Among the entries below, find the lines holding "into" and copy them.

-- Dataset records follows --

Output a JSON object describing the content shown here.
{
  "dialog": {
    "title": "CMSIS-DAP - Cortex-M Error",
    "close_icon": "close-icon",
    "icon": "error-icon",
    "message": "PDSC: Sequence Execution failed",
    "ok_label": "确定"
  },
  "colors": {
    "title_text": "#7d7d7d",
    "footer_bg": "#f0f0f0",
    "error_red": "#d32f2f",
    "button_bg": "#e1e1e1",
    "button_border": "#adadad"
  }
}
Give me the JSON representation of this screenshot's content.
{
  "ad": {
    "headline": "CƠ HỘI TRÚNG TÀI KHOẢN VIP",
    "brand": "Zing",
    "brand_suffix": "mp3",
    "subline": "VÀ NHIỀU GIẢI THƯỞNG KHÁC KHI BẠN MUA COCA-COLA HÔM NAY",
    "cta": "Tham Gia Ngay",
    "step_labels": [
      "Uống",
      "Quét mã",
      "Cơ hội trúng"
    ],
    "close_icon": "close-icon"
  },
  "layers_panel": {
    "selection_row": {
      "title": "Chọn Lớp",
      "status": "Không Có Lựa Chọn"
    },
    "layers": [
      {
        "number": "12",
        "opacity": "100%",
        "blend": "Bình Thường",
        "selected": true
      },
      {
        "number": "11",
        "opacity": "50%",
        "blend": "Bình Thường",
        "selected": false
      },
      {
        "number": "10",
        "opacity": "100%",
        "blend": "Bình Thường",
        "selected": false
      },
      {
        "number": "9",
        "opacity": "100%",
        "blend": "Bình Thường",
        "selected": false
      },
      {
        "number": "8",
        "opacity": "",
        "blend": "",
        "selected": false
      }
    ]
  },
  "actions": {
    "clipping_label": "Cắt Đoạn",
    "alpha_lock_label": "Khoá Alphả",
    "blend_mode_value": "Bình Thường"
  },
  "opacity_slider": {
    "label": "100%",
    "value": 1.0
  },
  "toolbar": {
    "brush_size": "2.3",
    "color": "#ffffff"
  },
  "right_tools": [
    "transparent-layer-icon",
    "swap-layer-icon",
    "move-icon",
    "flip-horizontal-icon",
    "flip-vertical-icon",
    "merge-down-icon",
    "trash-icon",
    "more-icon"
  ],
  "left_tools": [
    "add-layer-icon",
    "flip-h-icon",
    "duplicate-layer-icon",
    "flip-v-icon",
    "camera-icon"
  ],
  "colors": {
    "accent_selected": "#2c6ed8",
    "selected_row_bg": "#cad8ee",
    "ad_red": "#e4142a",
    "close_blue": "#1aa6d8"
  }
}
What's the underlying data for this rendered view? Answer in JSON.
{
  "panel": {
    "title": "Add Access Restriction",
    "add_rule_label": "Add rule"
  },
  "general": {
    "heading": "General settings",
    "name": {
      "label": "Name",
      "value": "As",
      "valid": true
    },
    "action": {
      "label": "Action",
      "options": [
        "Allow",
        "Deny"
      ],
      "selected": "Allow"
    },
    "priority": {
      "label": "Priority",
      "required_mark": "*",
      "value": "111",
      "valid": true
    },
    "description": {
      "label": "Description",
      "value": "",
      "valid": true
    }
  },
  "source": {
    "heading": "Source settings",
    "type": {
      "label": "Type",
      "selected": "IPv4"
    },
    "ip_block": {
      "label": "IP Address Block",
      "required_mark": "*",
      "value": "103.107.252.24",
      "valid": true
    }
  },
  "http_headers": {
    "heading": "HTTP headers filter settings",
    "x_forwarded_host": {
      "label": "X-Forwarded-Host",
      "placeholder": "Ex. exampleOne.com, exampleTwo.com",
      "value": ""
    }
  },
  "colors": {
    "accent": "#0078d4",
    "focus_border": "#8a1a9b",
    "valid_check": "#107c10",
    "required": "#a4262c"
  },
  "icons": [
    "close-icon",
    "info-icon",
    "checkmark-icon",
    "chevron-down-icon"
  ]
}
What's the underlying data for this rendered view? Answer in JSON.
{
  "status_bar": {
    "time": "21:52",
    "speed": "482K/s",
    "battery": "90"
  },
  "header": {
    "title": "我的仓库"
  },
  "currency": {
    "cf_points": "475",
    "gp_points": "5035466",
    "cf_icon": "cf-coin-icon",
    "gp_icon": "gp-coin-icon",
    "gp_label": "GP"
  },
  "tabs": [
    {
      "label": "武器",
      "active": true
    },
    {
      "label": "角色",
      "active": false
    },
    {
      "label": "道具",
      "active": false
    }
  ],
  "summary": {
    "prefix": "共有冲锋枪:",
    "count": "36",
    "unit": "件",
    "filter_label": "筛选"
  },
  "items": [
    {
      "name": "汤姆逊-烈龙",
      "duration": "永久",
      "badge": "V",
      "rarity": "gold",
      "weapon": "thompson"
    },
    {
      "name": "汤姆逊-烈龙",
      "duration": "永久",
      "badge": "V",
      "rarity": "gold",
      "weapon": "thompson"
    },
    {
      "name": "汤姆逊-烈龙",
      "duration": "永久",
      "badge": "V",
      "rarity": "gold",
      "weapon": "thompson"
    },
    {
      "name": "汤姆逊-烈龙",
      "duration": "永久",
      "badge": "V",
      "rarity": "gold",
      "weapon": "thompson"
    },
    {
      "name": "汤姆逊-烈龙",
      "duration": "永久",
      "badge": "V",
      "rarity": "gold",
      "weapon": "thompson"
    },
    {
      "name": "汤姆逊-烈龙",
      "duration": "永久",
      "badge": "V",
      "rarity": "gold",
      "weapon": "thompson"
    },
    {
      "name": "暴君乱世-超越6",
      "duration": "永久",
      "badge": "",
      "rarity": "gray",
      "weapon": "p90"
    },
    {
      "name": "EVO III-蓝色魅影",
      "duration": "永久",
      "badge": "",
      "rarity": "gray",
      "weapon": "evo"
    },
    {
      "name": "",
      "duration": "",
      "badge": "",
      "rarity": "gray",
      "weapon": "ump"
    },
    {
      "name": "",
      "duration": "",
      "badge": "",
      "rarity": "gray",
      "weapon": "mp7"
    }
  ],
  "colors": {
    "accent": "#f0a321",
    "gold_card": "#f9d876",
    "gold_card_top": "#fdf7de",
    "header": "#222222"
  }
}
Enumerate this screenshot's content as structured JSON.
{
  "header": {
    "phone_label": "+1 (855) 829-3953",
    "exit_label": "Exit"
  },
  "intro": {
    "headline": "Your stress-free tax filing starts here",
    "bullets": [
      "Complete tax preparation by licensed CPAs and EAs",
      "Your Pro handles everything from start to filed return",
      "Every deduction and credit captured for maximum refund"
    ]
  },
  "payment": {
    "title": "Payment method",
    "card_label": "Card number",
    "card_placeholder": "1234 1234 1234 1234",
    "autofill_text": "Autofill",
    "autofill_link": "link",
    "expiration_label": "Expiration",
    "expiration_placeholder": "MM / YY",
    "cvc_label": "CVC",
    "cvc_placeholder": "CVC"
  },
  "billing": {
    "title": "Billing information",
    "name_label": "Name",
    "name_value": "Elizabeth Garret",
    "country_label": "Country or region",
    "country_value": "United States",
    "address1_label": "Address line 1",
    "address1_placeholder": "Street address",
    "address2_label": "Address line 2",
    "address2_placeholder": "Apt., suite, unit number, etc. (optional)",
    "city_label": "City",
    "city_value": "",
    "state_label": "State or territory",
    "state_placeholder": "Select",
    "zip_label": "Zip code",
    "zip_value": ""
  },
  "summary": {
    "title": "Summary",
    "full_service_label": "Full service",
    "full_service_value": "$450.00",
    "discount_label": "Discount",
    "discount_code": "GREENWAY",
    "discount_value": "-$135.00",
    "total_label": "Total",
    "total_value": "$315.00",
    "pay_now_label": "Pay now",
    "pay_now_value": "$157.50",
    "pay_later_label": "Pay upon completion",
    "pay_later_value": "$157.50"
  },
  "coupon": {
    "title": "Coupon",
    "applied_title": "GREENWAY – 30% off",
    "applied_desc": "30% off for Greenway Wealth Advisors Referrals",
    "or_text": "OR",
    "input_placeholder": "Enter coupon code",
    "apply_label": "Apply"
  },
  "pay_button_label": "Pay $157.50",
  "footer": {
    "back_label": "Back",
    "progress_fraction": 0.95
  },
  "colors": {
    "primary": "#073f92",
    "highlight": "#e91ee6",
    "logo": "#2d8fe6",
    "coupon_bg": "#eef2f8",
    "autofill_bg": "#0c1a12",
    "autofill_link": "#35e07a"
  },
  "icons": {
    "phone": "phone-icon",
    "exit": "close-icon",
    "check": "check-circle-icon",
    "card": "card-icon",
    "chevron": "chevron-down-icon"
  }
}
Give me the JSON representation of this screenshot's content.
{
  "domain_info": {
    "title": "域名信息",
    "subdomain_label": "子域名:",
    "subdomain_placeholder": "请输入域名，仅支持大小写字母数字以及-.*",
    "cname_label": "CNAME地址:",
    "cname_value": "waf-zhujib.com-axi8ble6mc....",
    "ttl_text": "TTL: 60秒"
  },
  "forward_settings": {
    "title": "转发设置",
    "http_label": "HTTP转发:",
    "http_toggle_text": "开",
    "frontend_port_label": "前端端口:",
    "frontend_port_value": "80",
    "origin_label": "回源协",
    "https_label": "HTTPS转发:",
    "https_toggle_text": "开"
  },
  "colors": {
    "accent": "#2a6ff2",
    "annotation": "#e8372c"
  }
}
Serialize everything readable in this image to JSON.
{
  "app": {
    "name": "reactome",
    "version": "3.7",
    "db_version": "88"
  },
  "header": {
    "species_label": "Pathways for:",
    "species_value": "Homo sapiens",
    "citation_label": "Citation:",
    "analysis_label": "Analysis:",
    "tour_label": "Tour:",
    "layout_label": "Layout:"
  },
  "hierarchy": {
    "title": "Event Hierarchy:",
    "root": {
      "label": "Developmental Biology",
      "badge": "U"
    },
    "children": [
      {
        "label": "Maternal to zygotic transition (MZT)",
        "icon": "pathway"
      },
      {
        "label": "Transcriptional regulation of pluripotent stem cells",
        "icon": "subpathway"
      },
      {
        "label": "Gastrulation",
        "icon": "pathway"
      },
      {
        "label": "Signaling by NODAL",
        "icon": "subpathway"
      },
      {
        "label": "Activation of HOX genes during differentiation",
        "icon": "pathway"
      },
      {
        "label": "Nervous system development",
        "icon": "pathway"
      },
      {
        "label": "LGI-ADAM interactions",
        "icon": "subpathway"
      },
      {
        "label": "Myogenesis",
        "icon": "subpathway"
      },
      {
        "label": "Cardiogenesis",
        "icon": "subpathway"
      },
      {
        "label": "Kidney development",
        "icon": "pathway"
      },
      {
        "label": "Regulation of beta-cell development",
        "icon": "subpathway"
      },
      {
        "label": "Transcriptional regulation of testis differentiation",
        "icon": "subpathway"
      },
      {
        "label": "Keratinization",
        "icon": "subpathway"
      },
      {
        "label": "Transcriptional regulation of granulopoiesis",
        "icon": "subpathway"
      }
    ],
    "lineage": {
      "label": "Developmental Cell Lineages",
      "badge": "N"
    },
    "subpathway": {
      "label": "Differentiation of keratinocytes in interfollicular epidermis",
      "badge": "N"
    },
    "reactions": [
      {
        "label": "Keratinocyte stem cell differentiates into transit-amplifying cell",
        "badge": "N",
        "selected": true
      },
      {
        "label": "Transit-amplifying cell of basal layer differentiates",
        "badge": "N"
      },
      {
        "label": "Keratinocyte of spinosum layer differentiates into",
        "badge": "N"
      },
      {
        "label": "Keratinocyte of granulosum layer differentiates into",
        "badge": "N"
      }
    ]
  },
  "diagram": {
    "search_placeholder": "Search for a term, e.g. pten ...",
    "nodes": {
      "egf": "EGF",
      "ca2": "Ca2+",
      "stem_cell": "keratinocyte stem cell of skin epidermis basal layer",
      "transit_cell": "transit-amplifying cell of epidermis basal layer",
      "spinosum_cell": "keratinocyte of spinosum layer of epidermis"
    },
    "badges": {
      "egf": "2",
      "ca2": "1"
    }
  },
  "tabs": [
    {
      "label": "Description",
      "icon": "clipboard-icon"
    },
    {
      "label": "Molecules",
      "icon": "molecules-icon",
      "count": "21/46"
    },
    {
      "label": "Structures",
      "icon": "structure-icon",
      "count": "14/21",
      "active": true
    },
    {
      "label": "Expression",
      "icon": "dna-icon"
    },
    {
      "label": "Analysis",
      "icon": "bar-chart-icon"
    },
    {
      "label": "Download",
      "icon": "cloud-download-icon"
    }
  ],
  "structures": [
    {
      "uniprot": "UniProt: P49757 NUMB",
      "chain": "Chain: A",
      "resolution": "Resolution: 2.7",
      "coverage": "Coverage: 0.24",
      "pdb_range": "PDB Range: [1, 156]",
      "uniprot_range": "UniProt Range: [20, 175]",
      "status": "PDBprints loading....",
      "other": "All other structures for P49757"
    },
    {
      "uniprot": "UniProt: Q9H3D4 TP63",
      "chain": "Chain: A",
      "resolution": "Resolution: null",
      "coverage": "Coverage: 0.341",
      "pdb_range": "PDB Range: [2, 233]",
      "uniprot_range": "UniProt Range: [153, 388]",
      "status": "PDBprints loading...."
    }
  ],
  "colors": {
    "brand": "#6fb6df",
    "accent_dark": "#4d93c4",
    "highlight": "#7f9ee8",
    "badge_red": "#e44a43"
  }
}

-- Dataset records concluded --

Exercise response:
        "label": "Keratinocyte stem cell differentiates into transit-amplifying cell",
        "label": "Keratinocyte of spinosum layer differentiates into",
        "label": "Keratinocyte of granulosum layer differentiates into",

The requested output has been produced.